By Diana Saenger
Aaron Posner and Chaim Potok's adaptation of Potok's classic novel, “The Chosen,” received critical and audience acclaim in 1967. The adaptation of another Potok novel, “My Name Is Asher Lev,” will have its world premiere at North Coast Repertory Theatre (NCRT). The story of a young Hassidic artist torn between observance of his Jewish faith and the conflict of who he truly is runs June 1-26.
NCRT artistic director David Ellenstein has a long history with Potok's books and the play adaptation of “The Chosen,” which he produced five times across the country.
“It’s an important part of my life,” Ellenstein said. “I’ve always had an infinity and connection to Potok's writing. I read ‘Asher’ many years ago and the book had a profound effect on me. I contacted Aaron Posner, who did the play adaptation, and we did a reading of it for the Jewish Arts Festival several years ago. The audience was so engaged we decided to put it this season’s lineup.”
In the drama, Asher is an artistic genius whose gift and passion for drawing and painting is in conflict with some Jewish laws.
“It really is about being true to yourself,” Ellenstein said. “It’s about the balance of one’s faith and culture and one’s calling to pursue what he feels is necessary. The play also deals with where the line is crossed or not crossed, as to doing what one needs to do or not do, and how hurtful it might be to those they care about.
“Certainly those familial and societal issues are relevant at any time. But Potok's writing resonates beyond a specific community – it could be about any group of people dealing with these issues.”
Ellenstein directs “My Name Is Asher Lev,” which is performed by three actors: Ellenstein, Craig De Lorenzo and Crystal Sershen. Ellenstein’s career at NCRT includes direction of a long list of plays and acting performances in many as well.
“This one has been tricky; not as easy as when I directed and appeared in ‘Talley’s Folly,’ ” Ellenstein said. “Chris Williams is co-director and that’s helped me immerse myself more in my character.”
NCRT expects high demand for tickets to “My Name Is Asher Lev,” and Ellenstein said he understands why.
“After I read Potok’s book, I was more tolerant of all people, and that no matter how weird their customs might be you, you have to look past that and see where they come from and who they are.
“What people are mostly after, is the same thing: being in touch with humanity and God in their own observation.
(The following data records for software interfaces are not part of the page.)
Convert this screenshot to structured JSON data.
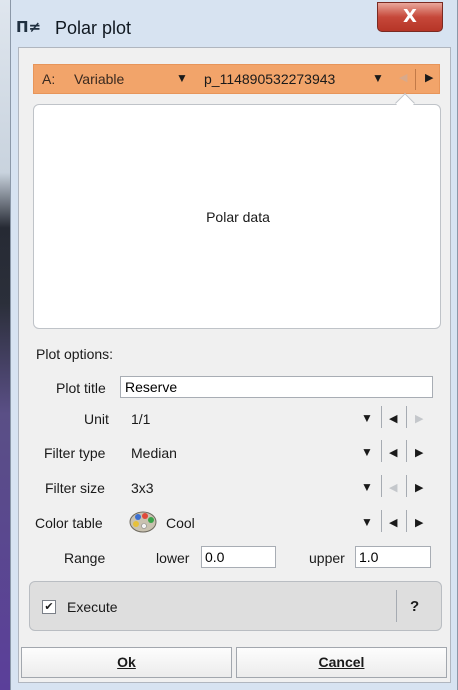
{
  "window": {
    "title": "Polar plot",
    "close_label": "X",
    "app_icon_glyph": "Π≠"
  },
  "selector": {
    "slot_label": "A:",
    "variable_label": "Variable",
    "dataset_label": "p_114890532273943",
    "prev_enabled": false,
    "next_enabled": true
  },
  "polar_panel": {
    "label": "Polar data"
  },
  "plot_options": {
    "header": "Plot options:",
    "plot_title": {
      "label": "Plot title",
      "value": "Reserve"
    },
    "unit": {
      "label": "Unit",
      "value": "1/1"
    },
    "filter_type": {
      "label": "Filter type",
      "value": "Median"
    },
    "filter_size": {
      "label": "Filter size",
      "value": "3x3"
    },
    "color_table": {
      "label": "Color table",
      "value": "Cool",
      "icon": "palette-icon"
    },
    "range": {
      "label": "Range",
      "lower_label": "lower",
      "lower_value": "0.0",
      "upper_label": "upper",
      "upper_value": "1.0"
    }
  },
  "execute": {
    "label": "Execute",
    "checked": true,
    "help_label": "?"
  },
  "buttons": {
    "ok": "Ok",
    "cancel": "Cancel"
  },
  "colors": {
    "selector_bar": "#f2a46a",
    "close_button": "#c6483a",
    "window_frame": "#d7e3f1"
  }
}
I think Potok communicates that well. The play has humor, is heartfelt, and intelligently and emotionally gripping. It takes you on an intensive journey.”
If you go
‘My Name Is Asher Lev’
Matinees and evenings June 1-26
North Coast Repertory Theatre, 987 Lomas Santa Fe Drive, Solana Beach